Task goal:
Write the entries out in full, matching them exactly.

** Opening Data supplied block **

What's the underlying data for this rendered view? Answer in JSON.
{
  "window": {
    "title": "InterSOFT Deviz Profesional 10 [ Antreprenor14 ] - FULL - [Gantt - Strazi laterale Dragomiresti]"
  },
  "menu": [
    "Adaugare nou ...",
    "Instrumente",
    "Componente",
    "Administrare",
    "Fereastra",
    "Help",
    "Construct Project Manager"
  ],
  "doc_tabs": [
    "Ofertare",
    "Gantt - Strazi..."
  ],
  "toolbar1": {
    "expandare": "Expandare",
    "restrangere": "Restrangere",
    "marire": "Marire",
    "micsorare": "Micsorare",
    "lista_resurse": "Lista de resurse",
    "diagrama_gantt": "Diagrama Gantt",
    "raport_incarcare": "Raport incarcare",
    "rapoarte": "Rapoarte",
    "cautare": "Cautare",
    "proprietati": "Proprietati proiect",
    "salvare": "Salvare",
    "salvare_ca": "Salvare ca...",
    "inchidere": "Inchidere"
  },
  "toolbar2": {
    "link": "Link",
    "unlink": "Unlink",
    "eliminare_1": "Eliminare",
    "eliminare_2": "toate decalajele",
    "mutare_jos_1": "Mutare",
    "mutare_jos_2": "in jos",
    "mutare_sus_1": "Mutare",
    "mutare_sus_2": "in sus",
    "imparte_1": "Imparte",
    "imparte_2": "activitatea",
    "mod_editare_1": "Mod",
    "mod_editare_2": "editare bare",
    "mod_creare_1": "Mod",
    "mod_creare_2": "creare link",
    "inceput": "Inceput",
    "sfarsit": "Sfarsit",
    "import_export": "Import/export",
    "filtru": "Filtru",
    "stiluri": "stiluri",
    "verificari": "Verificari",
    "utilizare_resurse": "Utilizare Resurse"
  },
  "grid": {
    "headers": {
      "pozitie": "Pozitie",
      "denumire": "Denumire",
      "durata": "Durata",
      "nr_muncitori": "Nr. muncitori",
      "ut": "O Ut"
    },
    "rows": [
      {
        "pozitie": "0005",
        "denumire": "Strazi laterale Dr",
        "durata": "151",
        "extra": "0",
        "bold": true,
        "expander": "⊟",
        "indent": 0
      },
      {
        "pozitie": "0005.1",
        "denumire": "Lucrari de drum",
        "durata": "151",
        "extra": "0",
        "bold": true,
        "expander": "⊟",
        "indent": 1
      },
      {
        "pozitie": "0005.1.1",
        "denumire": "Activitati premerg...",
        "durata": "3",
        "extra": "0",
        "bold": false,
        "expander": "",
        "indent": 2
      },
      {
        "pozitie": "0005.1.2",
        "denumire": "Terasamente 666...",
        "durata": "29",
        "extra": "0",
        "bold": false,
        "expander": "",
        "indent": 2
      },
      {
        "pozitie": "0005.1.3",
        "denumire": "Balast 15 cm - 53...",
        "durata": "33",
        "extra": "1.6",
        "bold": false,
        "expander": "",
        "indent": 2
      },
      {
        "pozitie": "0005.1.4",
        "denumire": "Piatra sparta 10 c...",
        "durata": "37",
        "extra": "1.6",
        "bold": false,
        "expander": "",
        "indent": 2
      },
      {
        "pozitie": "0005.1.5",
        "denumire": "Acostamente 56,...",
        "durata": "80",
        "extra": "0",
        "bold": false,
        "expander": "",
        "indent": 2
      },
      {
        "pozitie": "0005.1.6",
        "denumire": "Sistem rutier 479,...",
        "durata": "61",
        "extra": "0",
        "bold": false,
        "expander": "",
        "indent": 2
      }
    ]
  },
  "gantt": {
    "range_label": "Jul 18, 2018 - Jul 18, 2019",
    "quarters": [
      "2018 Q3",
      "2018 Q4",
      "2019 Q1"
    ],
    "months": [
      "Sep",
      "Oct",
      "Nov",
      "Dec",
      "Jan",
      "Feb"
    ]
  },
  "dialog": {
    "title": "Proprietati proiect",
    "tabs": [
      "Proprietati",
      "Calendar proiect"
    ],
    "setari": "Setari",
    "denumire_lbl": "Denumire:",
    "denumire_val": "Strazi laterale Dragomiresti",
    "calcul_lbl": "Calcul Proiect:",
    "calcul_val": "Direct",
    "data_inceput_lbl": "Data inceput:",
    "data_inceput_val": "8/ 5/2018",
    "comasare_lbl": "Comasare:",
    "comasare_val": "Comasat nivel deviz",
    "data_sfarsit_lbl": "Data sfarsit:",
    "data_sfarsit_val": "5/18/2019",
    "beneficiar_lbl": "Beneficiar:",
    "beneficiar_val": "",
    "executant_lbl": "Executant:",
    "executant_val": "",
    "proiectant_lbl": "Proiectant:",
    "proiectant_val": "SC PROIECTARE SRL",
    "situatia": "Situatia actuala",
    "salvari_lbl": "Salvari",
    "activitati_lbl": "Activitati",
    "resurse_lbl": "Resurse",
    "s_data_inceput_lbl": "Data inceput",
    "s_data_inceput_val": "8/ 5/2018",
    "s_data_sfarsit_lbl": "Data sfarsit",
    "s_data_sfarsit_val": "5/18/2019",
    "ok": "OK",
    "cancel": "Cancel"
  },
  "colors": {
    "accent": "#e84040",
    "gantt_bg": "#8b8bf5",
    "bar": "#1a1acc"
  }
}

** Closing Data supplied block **

Solution below:
What's the underlying data for this rendered view? Answer in JSON.
{
  "window": {
    "title": "InterSOFT Deviz Profesional 10 [ Antreprenor14 ] - FULL - [Gantt - Strazi laterale Dragomiresti]"
  },
  "menu": [
    "Adaugare nou ...",
    "Instrumente",
    "Componente",
    "Administrare",
    "Fereastra",
    "Help",
    "Construct Project Manager"
  ],
  "doc_tabs": [
    "Ofertare",
    "Gantt - Strazi..."
  ],
  "toolbar1": {
    "expandare": "Expandare",
    "restrangere": "Restrangere",
    "marire": "Marire",
    "micsorare": "Micsorare",
    "lista_resurse": "Lista de resurse",
    "diagrama_gantt": "Diagrama Gantt",
    "raport_incarcare": "Raport incarcare",
    "rapoarte": "Rapoarte",
    "cautare": "Cautare",
    "proprietati": "Proprietati proiect",
    "salvare": "Salvare",
    "salvare_ca": "Salvare ca...",
    "inchidere": "Inchidere"
  },
  "toolbar2": {
    "link": "Link",
    "unlink": "Unlink",
    "eliminare_1": "Eliminare",
    "eliminare_2": "toate decalajele",
    "mutare_jos_1": "Mutare",
    "mutare_jos_2": "in jos",
    "mutare_sus_1": "Mutare",
    "mutare_sus_2": "in sus",
    "imparte_1": "Imparte",
    "imparte_2": "activitatea",
    "mod_editare_1": "Mod",
    "mod_editare_2": "editare bare",
    "mod_creare_1": "Mod",
    "mod_creare_2": "creare link",
    "inceput": "Inceput",
    "sfarsit": "Sfarsit",
    "import_export": "Import/export",
    "filtru": "Filtru",
    "stiluri": "stiluri",
    "verificari": "Verificari",
    "utilizare_resurse": "Utilizare Resurse"
  },
  "grid": {
    "headers": {
      "pozitie": "Pozitie",
      "denumire": "Denumire",
      "durata": "Durata",
      "nr_muncitori": "Nr. muncitori",
      "ut": "O Ut"
    },
    "rows": [
      {
        "pozitie": "0005",
        "denumire": "Strazi laterale Dr",
        "durata": "151",
        "extra": "0",
        "bold": true,
        "expander": "⊟",
        "indent": 0
      },
      {
        "pozitie": "0005.1",
        "denumire": "Lucrari de drum",
        "durata": "151",
        "extra": "0",
        "bold": true,
        "expander": "⊟",
        "indent": 1
      },
      {
        "pozitie": "0005.1.1",
        "denumire": "Activitati premerg...",
        "durata": "3",
        "extra": "0",
        "bold": false,
        "expander": "",
        "indent": 2
      },
      {
        "pozitie": "0005.1.2",
        "denumire": "Terasamente 666...",
        "durata": "29",
        "extra": "0",
        "bold": false,
        "expander": "",
        "indent": 2
      },
      {
        "pozitie": "0005.1.3",
        "denumire": "Balast 15 cm - 53...",
        "durata": "33",
        "extra": "1.6",
        "bold": false,
        "expander": "",
        "indent": 2
      },
      {
        "pozitie": "0005.1.4",
        "denumire": "Piatra sparta 10 c...",
        "durata": "37",
        "extra": "1.6",
        "bold": false,
        "expander": "",
        "indent": 2
      },
      {
        "pozitie": "0005.1.5",
        "denumire": "Acostamente 56,...",
        "durata": "80",
        "extra": "0",
        "bold": false,
        "expander": "",
        "indent": 2
      },
      {
        "pozitie": "0005.1.6",
        "denumire": "Sistem rutier 479,...",
        "durata": "61",
        "extra": "0",
        "bold": false,
        "expander": "",
        "indent": 2
      }
    ]
  },
  "gantt": {
    "range_label": "Jul 18, 2018 - Jul 18, 2019",
    "quarters": [
      "2018 Q3",
      "2018 Q4",
      "2019 Q1"
    ],
    "months": [
      "Sep",
      "Oct",
      "Nov",
      "Dec",
      "Jan",
      "Feb"
    ]
  },
  "dialog": {
    "title": "Proprietati proiect",
    "tabs": [
      "Proprietati",
      "Calendar proiect"
    ],
    "setari": "Setari",
    "denumire_lbl": "Denumire:",
    "denumire_val": "Strazi laterale Dragomiresti",
    "calcul_lbl": "Calcul Proiect:",
    "calcul_val": "Direct",
    "data_inceput_lbl": "Data inceput:",
    "data_inceput_val": "8/ 5/2018",
    "comasare_lbl": "Comasare:",
    "comasare_val": "Comasat nivel deviz",
    "data_sfarsit_lbl": "Data sfarsit:",
    "data_sfarsit_val": "5/18/2019",
    "beneficiar_lbl": "Beneficiar:",
    "beneficiar_val": "",
    "executant_lbl": "Executant:",
    "executant_val": "",
    "proiectant_lbl": "Proiectant:",
    "proiectant_val": "SC PROIECTARE SRL",
    "situatia": "Situatia actuala",
    "salvari_lbl": "Salvari",
    "activitati_lbl": "Activitati",
    "resurse_lbl": "Resurse",
    "s_data_inceput_lbl": "Data inceput",
    "s_data_inceput_val": "8/ 5/2018",
    "s_data_sfarsit_lbl": "Data sfarsit",
    "s_data_sfarsit_val": "5/18/2019",
    "ok": "OK",
    "cancel": "Cancel"
  },
  "colors": {
    "accent": "#e84040",
    "gantt_bg": "#8b8bf5",
    "bar": "#1a1acc"
  }
}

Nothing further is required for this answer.